Neena, if everybody paid their fair share of taxes (read Fat Cats), and if there were no caps on Social Security, we might just have enough money to take care of our needs. But "fair" is not yet in the American vocabulary. Maybe someday.ReplyDelete
I don't think we should be that surprised by Reich's statements -- recall that he was in Clinton's administration when Clinton 'triangulated' NAFTA through Congress. I believe that Reich wants to be mildly liberal but still wants to be invited to 'the right parties' -- and doesn't want to admit that the so-called 'free-trade' is merely a way to get rid of unions with a race-to-the-bottom type of wage structure. I'm always bemused by tenured college professors whom wax eloquent about the purported advantages of 'entreprenuers' (often another word for 'huckster') and against 'protectionism' from their priviledged perches in one of the MOST protected,secure positions of the low or middle income classes. I always wonder if these 'anti-protectionists' lock their car doors, or give out their ATM PIN number, or leave their wallets laying around? After all if 'protectionism' is bad, then it must be good to practice carelessness with abandon, oui? And isn't it "strange" how during the 1950's -- when we had plenty of tariffs and 90%+ maximum personal tax rates -- that our US economy thrived?ReplyDelete
I think that ANY economist that you see regularly in the mainstream media is NOT going to be a friend of the working class - - the gatekeepers won't allow that kind of exposure to socialist ideas. Rather, you need to look on the Internet -- Dean Baker is a good start, or Z-Net, etc. Remember that economics is a 'soft-science', the one that is (arguably) most influenced by the preconceptions of the individual practioner...
Welcome, Big Em. We're so afraid of that word "socialist", yet we have no fear of the word "capitalist". Yes, I remember the 50s very well. One breadwinner, stay-at-home moms, job security, good retirements--and strong unions.

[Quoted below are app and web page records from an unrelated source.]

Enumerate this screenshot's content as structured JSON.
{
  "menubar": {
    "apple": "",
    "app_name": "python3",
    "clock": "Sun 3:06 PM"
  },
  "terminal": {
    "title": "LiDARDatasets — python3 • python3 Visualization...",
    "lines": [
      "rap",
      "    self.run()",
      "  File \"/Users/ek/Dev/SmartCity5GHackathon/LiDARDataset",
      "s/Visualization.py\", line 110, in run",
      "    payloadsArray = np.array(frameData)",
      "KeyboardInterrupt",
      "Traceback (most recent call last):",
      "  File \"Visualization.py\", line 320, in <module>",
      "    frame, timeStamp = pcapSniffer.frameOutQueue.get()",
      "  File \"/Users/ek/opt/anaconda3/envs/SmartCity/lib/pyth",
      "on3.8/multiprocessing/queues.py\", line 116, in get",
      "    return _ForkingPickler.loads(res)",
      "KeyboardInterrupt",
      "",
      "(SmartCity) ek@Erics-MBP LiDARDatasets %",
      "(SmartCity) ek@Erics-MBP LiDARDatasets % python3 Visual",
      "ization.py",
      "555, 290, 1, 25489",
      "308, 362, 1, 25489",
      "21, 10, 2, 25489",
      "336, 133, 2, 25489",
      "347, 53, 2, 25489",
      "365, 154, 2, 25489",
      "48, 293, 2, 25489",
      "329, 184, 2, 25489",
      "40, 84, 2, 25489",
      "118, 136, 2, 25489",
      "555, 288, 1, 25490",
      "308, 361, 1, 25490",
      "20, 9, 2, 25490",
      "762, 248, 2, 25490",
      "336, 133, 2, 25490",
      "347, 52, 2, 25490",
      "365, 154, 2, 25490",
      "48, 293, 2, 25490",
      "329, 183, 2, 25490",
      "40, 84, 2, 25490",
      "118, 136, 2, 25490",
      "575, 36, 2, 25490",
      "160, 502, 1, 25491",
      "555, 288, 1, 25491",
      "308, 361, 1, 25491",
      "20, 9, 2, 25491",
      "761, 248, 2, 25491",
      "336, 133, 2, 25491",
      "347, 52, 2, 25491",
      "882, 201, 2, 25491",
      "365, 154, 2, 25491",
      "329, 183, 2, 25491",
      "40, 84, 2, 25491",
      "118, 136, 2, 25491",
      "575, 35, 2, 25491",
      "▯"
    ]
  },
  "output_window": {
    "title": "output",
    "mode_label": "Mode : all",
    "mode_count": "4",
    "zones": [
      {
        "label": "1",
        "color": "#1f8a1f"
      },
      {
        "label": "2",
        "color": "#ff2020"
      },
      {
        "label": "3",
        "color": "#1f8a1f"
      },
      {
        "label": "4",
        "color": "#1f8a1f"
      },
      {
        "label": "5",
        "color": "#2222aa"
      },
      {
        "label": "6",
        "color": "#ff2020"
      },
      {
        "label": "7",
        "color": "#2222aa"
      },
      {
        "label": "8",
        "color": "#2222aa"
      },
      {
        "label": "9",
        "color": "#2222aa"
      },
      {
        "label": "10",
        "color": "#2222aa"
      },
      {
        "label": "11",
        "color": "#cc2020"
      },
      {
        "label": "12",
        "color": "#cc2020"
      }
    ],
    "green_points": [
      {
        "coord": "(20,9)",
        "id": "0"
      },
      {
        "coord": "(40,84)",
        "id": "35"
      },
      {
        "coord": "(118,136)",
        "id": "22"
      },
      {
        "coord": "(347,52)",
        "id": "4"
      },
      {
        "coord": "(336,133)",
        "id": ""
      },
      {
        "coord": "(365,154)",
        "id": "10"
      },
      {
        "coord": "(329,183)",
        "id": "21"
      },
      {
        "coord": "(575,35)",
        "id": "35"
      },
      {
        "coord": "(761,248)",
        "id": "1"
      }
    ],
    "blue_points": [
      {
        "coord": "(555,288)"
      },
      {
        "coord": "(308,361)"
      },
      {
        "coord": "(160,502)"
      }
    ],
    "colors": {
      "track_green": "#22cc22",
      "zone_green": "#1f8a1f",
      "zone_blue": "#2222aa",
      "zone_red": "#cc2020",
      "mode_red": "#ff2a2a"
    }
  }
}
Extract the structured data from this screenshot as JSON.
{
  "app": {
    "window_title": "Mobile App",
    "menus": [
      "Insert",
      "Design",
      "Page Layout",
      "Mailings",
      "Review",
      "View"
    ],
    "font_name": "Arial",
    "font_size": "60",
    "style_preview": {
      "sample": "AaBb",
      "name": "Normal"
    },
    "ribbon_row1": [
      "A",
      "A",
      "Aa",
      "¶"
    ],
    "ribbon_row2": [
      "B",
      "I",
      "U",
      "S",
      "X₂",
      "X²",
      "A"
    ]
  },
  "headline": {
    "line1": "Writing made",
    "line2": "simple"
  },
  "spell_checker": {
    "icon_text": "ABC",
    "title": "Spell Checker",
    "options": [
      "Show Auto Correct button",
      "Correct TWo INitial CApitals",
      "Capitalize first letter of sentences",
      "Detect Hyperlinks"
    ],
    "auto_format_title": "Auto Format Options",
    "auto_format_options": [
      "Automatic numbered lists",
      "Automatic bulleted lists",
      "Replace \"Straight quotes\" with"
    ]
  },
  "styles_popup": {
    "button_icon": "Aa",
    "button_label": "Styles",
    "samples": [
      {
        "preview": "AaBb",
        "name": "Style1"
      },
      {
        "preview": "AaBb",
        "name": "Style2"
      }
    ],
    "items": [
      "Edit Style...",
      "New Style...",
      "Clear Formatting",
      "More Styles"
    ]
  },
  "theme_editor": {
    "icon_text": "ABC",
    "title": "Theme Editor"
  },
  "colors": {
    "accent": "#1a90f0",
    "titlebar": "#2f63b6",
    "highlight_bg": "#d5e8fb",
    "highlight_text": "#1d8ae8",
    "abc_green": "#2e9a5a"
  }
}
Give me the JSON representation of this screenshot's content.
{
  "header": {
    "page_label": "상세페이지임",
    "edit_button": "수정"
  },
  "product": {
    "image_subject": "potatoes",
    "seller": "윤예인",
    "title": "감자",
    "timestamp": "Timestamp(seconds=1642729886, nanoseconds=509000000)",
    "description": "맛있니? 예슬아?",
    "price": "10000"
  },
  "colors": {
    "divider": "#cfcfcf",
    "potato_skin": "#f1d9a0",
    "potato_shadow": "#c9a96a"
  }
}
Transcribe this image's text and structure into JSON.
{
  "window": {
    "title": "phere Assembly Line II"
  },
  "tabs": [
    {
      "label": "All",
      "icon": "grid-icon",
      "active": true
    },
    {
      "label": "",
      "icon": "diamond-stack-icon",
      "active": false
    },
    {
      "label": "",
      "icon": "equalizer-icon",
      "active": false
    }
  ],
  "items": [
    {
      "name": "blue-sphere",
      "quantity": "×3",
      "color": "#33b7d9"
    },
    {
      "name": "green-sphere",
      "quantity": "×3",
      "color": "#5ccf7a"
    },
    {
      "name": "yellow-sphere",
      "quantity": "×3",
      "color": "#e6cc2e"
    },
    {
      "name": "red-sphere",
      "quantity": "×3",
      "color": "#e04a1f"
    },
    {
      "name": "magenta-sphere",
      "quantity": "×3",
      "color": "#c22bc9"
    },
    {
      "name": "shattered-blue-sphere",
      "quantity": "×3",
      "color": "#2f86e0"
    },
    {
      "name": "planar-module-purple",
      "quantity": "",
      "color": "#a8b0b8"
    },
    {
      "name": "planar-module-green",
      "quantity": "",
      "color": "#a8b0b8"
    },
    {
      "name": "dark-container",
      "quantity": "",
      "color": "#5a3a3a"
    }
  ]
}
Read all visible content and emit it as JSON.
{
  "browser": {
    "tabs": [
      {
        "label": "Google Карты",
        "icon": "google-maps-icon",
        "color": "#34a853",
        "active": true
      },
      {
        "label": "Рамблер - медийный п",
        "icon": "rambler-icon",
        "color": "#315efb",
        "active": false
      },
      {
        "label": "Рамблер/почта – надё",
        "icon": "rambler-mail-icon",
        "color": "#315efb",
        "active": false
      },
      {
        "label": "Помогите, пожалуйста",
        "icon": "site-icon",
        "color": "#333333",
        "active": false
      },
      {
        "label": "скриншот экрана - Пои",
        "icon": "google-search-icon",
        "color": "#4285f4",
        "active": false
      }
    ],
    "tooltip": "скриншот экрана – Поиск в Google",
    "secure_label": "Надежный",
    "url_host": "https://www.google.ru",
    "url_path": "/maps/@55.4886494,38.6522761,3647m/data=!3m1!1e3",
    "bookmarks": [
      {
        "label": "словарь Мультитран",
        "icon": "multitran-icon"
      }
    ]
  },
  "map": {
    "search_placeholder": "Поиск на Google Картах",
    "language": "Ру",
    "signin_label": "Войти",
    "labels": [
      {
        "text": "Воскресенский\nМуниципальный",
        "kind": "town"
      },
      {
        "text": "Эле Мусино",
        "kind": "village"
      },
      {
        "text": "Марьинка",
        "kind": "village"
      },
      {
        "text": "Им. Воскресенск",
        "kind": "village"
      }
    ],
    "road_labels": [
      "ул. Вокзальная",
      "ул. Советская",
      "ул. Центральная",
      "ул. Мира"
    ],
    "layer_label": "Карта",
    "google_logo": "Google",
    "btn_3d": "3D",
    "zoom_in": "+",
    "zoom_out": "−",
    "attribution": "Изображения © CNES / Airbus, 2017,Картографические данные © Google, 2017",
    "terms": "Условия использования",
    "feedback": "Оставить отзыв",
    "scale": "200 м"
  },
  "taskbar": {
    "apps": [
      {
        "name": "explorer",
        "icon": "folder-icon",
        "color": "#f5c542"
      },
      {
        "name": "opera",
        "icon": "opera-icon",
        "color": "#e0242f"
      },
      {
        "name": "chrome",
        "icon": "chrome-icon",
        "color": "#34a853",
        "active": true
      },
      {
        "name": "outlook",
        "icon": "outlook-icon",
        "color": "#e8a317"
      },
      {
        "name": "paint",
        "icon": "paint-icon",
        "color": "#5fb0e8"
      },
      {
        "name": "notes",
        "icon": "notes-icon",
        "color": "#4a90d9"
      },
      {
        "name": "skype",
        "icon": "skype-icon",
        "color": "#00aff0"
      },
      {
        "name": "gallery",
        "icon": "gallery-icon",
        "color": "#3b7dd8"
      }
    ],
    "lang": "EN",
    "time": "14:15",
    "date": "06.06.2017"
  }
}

Even the southern, right-to-work states benefited from the reforms brought about by the unions, though they're mighty ungrateful, even today.ReplyDelete
I've been saying for years now that "deregulation" is going to be the death of us. And here we are.
You're right about the MSM economists--they take anybody's press releases and read them verbatim, without a thought in their heads about how much sense it makes.
Love your ideas about "protectionism". Right on!